A different breed
A minority of Texan leaders -- mostly from poor or middle-class backgrounds -- have shared a different vision. It is a vision of a high-tech, multi-racial Texas based on brainpower and meritocracy -- and not on resource extraction and inherited wealth. These visionary modernizers -- including Lyndon Johnson, Ross Perot and former National Security Agency director Bobby Ray Inman -- have sought to replace Saudi-style commodity capitalism with Japanese-style state capitalism.
The logic that they have employed has been similar to that of modernizers in many newly-industrializing countries. In such backward rural societies, the government must lead the way in technological modernization.
Thanks to Lyndon Johnson's influence in the U.S. Congress in the 1930s and 1940s, the federal government built the industrial infrastructure of Texas around hydroelectric power. It was a bold move that helped to turn poor farmers into a suburban middle class.
A military solution
In the 1980s and 1990s, Mr. Perot campaigned for higher educational standards in Texas, as Mr. Inman and others helped to transform Austin into today's "Silicon Hills" -- a high-tech government-university-private-sector research park.
As is the case in many third world countries, the middle-class modernizers such as Mr. Inman and Mr. Perot often have military backgrounds. In a society such as Texas -- in which a few rich families dominate the civilian economy -- the military is often the only institution that is meritocratic and open to fresh talent. Leftists and liberals, who reflexively equate the military with conservatism, have never figured this out.
The Texas civil war
This civil war between competing visions of a Saudi Texas and a Japanese Texas explains the epic struggle between the Bush dynasty and Mr. Perot in 1992 -- when Mr. Perot's run for president may have cost the senior Bush his job as President of the United States.

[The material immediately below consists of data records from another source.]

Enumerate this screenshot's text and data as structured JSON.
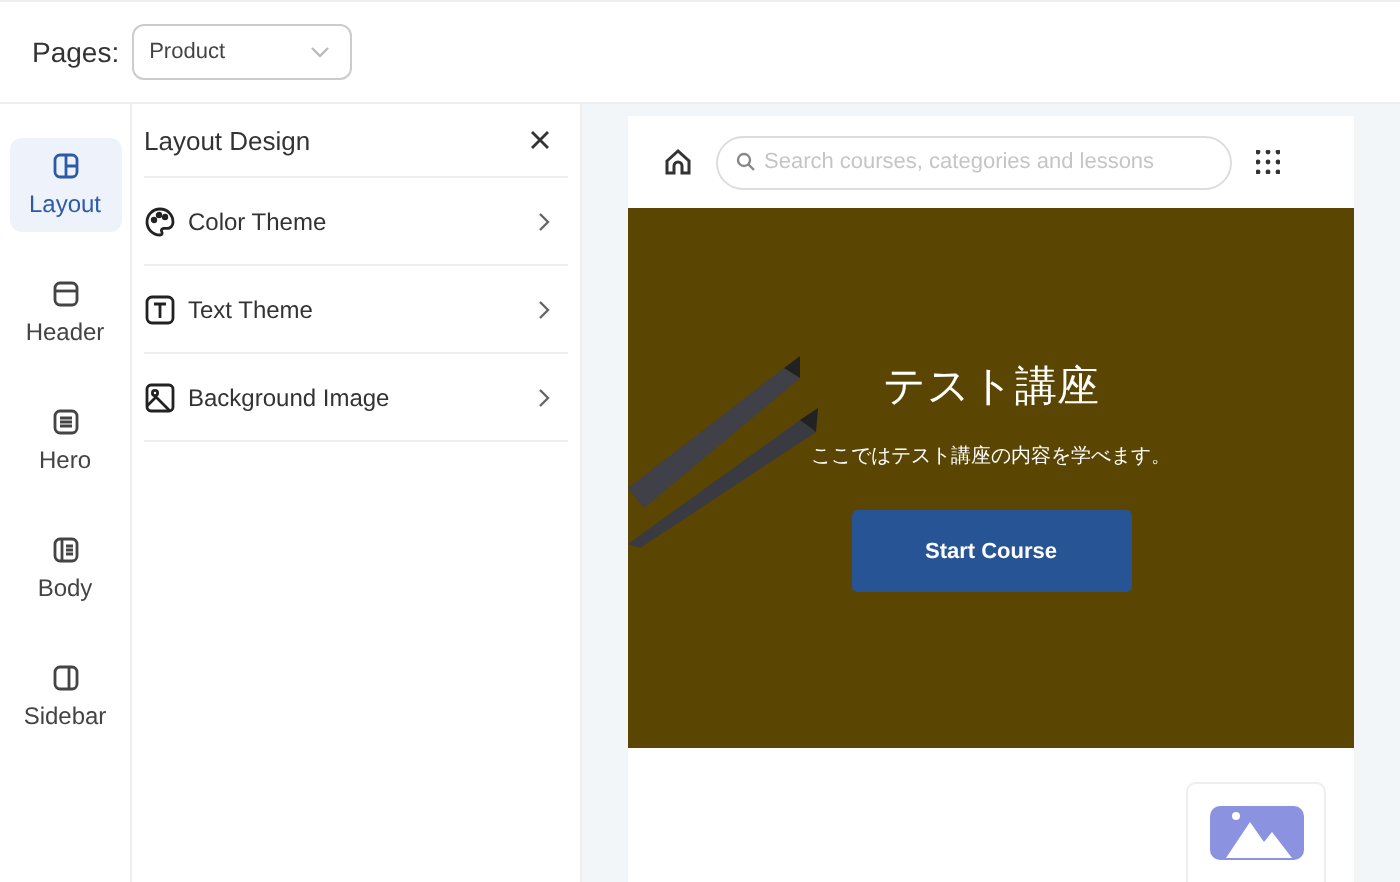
{
  "pages_selector": {
    "label": "Pages:",
    "value": "Product"
  },
  "nav": [
    {
      "label": "Layout",
      "selected": true
    },
    {
      "label": "Header",
      "selected": false
    },
    {
      "label": "Hero",
      "selected": false
    },
    {
      "label": "Body",
      "selected": false
    },
    {
      "label": "Sidebar",
      "selected": false
    }
  ],
  "panel": {
    "title": "Layout Design",
    "items": [
      {
        "label": "Color Theme"
      },
      {
        "label": "Text Theme"
      },
      {
        "label": "Background Image"
      }
    ]
  },
  "preview": {
    "search": {
      "placeholder": "Search courses, categories and lessons"
    },
    "hero": {
      "title": "テスト講座",
      "subtitle": "ここではテスト講座の内容を学べます。",
      "button": "Start Course"
    }
  }
}
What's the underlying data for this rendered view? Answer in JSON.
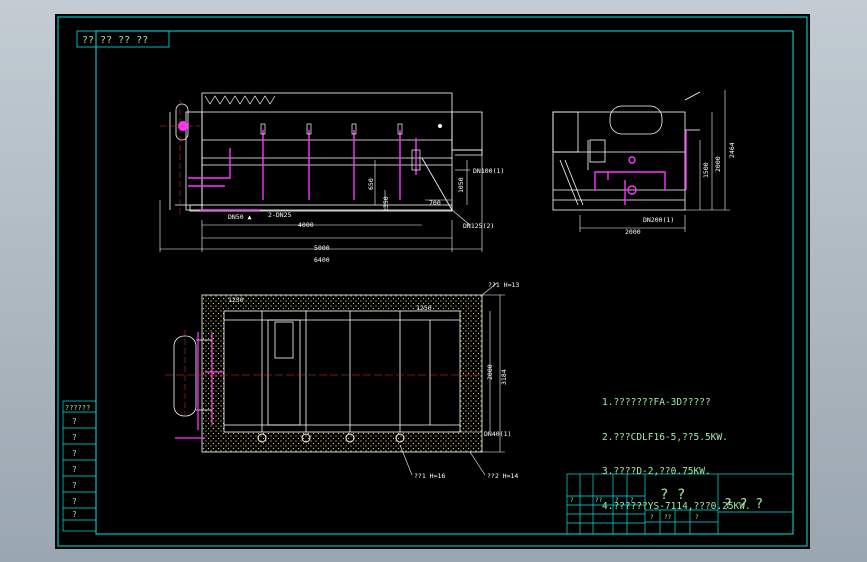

The Bush family stood for oil wells and cheap labor on farms and ranches. On the other hand, Mr. Perot stood for computers and air-conditioned office parks. He viewed the Bush family as upper-class parasites enriching themselves through the exploitation of natural resources.
And George W. Bush? Like the father from whom he inherited the White House, "Dubya" is a product of commodity-exporting third world Texas -- and not high-tech first world Texas. He plays the pre-modern country gentleman on his vast hacienda near rural, pious Crawford.

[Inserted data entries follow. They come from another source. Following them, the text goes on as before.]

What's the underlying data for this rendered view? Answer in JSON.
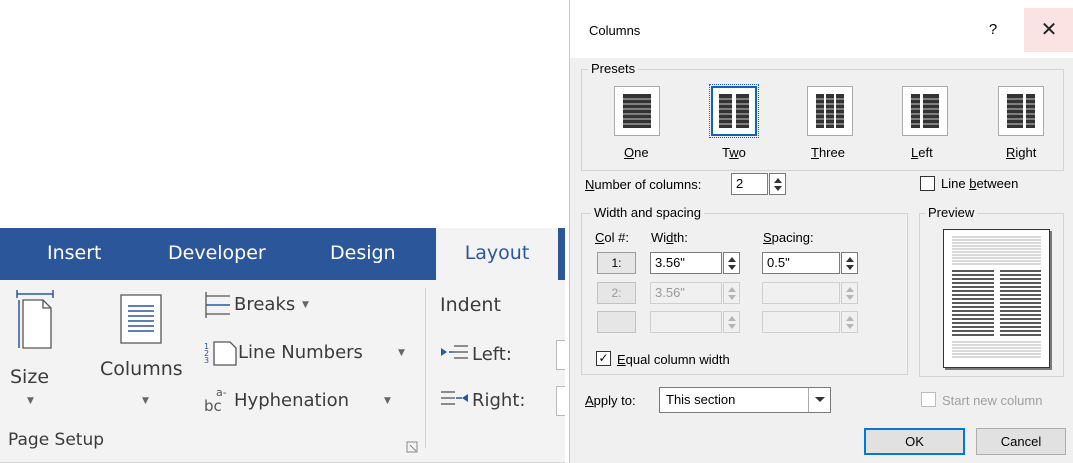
{
  "ribbon": {
    "tabs": [
      "Insert",
      "Developer",
      "Design",
      "Layout"
    ],
    "active_tab": "Layout",
    "size_label": "Size",
    "columns_label": "Columns",
    "breaks_label": "Breaks",
    "line_numbers_label": "Line Numbers",
    "hyphenation_label": "Hyphenation",
    "indent_label": "Indent",
    "left_label": "Left:",
    "right_label": "Right:",
    "group_label": "Page Setup",
    "accent_color": "#2b579a"
  },
  "dialog": {
    "title": "Columns",
    "help": "?",
    "close": "✕",
    "presets_label": "Presets",
    "presets": [
      {
        "name": "One",
        "accel": "O",
        "rest": "ne"
      },
      {
        "name": "Two",
        "accel": "w",
        "pre": "T",
        "rest": "o"
      },
      {
        "name": "Three",
        "accel": "T",
        "rest": "hree"
      },
      {
        "name": "Left",
        "accel": "L",
        "rest": "eft"
      },
      {
        "name": "Right",
        "accel": "R",
        "rest": "ight"
      }
    ],
    "selected_preset": "Two",
    "number_of_columns": {
      "accel": "N",
      "rest": "umber of columns:",
      "value": "2"
    },
    "line_between": {
      "pre": "Line ",
      "accel": "b",
      "rest": "etween",
      "checked": false
    },
    "width_spacing_label": "Width and spacing",
    "col_header": {
      "accel": "C",
      "rest": "ol #:"
    },
    "width_header": {
      "pre": "Wi",
      "accel": "d",
      "rest": "th:"
    },
    "spacing_header": {
      "accel": "S",
      "rest": "pacing:"
    },
    "rows": [
      {
        "col": "1:",
        "width": "3.56\"",
        "spacing": "0.5\"",
        "enabled": true
      },
      {
        "col": "2:",
        "width": "3.56\"",
        "spacing": "",
        "enabled": false
      },
      {
        "col": "",
        "width": "",
        "spacing": "",
        "enabled": false
      }
    ],
    "equal_width": {
      "accel": "E",
      "rest": "qual column width",
      "checked": true,
      "check_glyph": "✓"
    },
    "preview_label": "Preview",
    "apply_to": {
      "accel": "A",
      "rest": "pply to:",
      "value": "This section"
    },
    "start_new_column": {
      "label": "Start new column",
      "checked": false,
      "enabled": false
    },
    "ok_label": "OK",
    "cancel_label": "Cancel"
  }
}
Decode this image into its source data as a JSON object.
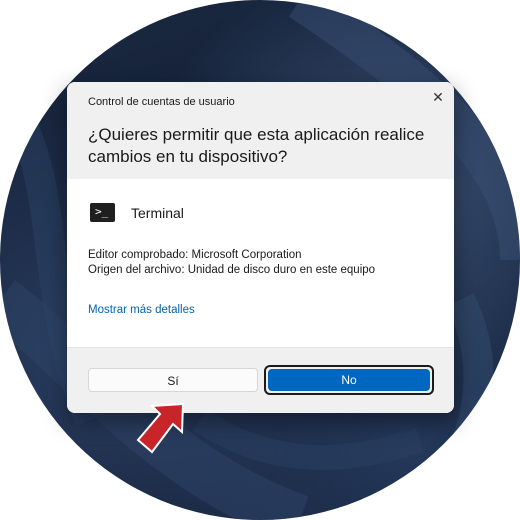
{
  "dialog": {
    "window_title": "Control de cuentas de usuario",
    "question": "¿Quieres permitir que esta aplicación realice cambios en tu dispositivo?",
    "app_name": "Terminal",
    "publisher": "Editor comprobado: Microsoft Corporation",
    "origin": "Origen del archivo: Unidad de disco duro en este equipo",
    "details_link": "Mostrar más detalles",
    "yes_label": "Sí",
    "no_label": "No",
    "close_glyph": "✕",
    "app_icon_glyph": ">_"
  },
  "colors": {
    "primary_button": "#0067c0",
    "link": "#0063b1",
    "arrow": "#c8252b"
  },
  "icons": {
    "app_icon": "terminal-icon",
    "close": "close-icon",
    "pointer": "red-arrow-icon"
  }
}
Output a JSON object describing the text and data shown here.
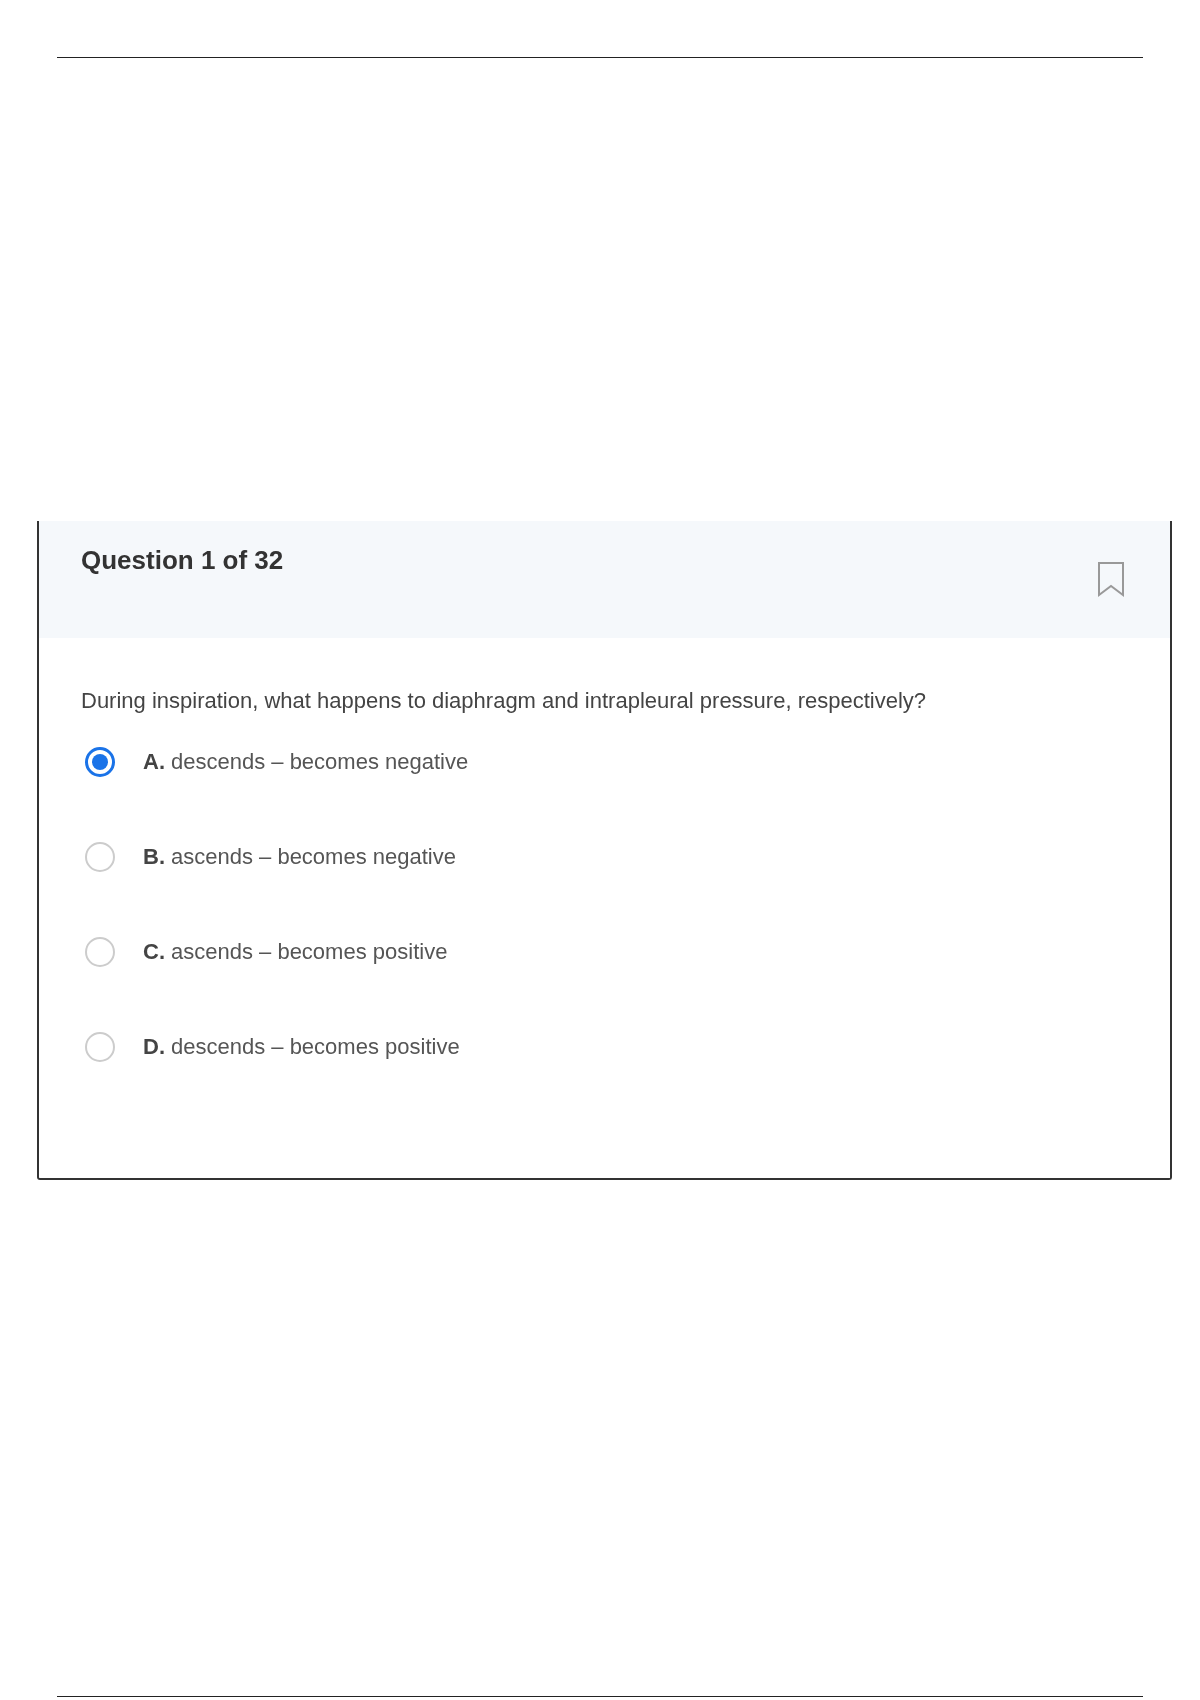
{
  "question": {
    "title": "Question 1 of 32",
    "bookmarked": false,
    "prompt": "During inspiration, what happens to diaphragm and intrapleural pressure, respectively?",
    "options": [
      {
        "letter": "A.",
        "text": "descends – becomes negative",
        "selected": true
      },
      {
        "letter": "B.",
        "text": "ascends – becomes negative",
        "selected": false
      },
      {
        "letter": "C.",
        "text": "ascends – becomes positive",
        "selected": false
      },
      {
        "letter": "D.",
        "text": "descends – becomes positive",
        "selected": false
      }
    ]
  }
}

Bush also avoids Austin -- a city which has been over-run by brainy scientists, engineers and entrepreneurs from East Asia and South Asia who do not share the Southern disdain for hard work and creative thought. In fact, Austin's most prominent high-tech business leader, Michael Dell, is Jewish.
The heart of Bush country

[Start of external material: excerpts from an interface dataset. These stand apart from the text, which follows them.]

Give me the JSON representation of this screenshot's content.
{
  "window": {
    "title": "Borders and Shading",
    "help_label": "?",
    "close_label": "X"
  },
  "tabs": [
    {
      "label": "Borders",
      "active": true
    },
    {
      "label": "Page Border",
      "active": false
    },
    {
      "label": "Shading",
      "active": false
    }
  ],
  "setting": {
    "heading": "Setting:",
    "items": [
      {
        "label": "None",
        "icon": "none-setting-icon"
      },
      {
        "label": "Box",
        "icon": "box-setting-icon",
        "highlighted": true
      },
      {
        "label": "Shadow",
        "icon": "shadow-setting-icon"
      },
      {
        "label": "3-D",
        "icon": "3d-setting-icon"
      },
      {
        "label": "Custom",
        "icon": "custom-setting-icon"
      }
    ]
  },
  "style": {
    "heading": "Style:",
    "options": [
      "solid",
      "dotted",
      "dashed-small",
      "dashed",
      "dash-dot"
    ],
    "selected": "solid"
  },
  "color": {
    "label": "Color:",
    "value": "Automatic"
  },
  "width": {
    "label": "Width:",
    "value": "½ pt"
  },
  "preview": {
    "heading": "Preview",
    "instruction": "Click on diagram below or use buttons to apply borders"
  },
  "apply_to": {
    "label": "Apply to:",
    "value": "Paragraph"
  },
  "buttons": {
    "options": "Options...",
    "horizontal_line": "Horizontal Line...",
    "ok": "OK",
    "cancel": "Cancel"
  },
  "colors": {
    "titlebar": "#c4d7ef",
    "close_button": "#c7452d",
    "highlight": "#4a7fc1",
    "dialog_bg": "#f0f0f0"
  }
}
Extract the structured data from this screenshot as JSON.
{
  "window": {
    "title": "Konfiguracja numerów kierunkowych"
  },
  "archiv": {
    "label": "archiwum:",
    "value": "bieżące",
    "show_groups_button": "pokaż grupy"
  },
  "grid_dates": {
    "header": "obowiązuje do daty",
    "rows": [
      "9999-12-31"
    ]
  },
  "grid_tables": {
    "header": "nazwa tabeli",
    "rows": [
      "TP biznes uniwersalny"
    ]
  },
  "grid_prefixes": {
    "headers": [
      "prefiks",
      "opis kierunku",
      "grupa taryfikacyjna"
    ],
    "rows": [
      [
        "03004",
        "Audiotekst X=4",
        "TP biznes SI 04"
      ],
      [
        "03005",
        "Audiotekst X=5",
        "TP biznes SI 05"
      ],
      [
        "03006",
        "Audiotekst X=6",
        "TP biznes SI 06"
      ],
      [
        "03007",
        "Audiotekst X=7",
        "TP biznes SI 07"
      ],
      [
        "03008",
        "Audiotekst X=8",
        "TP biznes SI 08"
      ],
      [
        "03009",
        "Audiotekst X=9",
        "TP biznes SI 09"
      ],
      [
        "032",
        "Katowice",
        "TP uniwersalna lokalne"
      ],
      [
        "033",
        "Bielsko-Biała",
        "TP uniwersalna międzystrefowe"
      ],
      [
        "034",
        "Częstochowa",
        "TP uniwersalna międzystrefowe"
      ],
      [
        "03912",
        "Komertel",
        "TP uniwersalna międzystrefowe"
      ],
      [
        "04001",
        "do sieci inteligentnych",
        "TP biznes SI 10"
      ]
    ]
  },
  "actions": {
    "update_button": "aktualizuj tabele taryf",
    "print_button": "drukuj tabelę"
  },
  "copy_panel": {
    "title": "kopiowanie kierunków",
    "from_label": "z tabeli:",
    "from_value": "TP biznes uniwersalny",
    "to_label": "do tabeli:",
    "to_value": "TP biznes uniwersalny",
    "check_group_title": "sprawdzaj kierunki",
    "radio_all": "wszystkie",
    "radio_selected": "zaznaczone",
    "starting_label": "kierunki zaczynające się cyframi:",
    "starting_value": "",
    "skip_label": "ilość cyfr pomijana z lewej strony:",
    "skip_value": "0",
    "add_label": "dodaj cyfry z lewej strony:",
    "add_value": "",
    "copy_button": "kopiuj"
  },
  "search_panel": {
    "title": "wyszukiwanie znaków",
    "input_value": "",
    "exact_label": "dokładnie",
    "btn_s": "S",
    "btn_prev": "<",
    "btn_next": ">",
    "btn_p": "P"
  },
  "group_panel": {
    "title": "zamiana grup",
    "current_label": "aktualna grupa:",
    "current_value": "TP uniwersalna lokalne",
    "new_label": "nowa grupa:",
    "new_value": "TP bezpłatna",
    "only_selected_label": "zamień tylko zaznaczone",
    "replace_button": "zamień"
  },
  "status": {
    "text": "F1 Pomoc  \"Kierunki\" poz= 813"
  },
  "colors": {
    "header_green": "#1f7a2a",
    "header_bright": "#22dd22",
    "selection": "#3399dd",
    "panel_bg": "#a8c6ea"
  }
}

The diverse and cosmopolitan world of computers and biotech is as much a puzzlement to the Bush dynasty as it is to their friends in the Saudi royal family. Indeed, both families have similarly used oil revenues to keep social liberalism and secularism at bay.
What's the analytical conclusion of all this? Combine primitive Saudi-style oil-patch economics with primitive West Bank settler-type religion, and you have the milieu from which George W. Bush emerged -- and in which he feels most at home.
As fate would have it, at the beginning of the 20th-century -- thanks to rural over-representation in the U.S. electoral college -- leadership of the most advanced technological economy and the leading liberal society on earth has fallen to a reactionary politician.
This U.S. President hails from a pre-modern religious subculture, rooted in a backward region -- and dependent upon a primitive extractive economy. In siding uncritically with God's chosen people in the Holy Land and hoping to use military force to try to control as much mineral-rich territory as possible, George W. Bush has been acting like a man of his century -- the 17th century.
Copyright 2002, The Globalist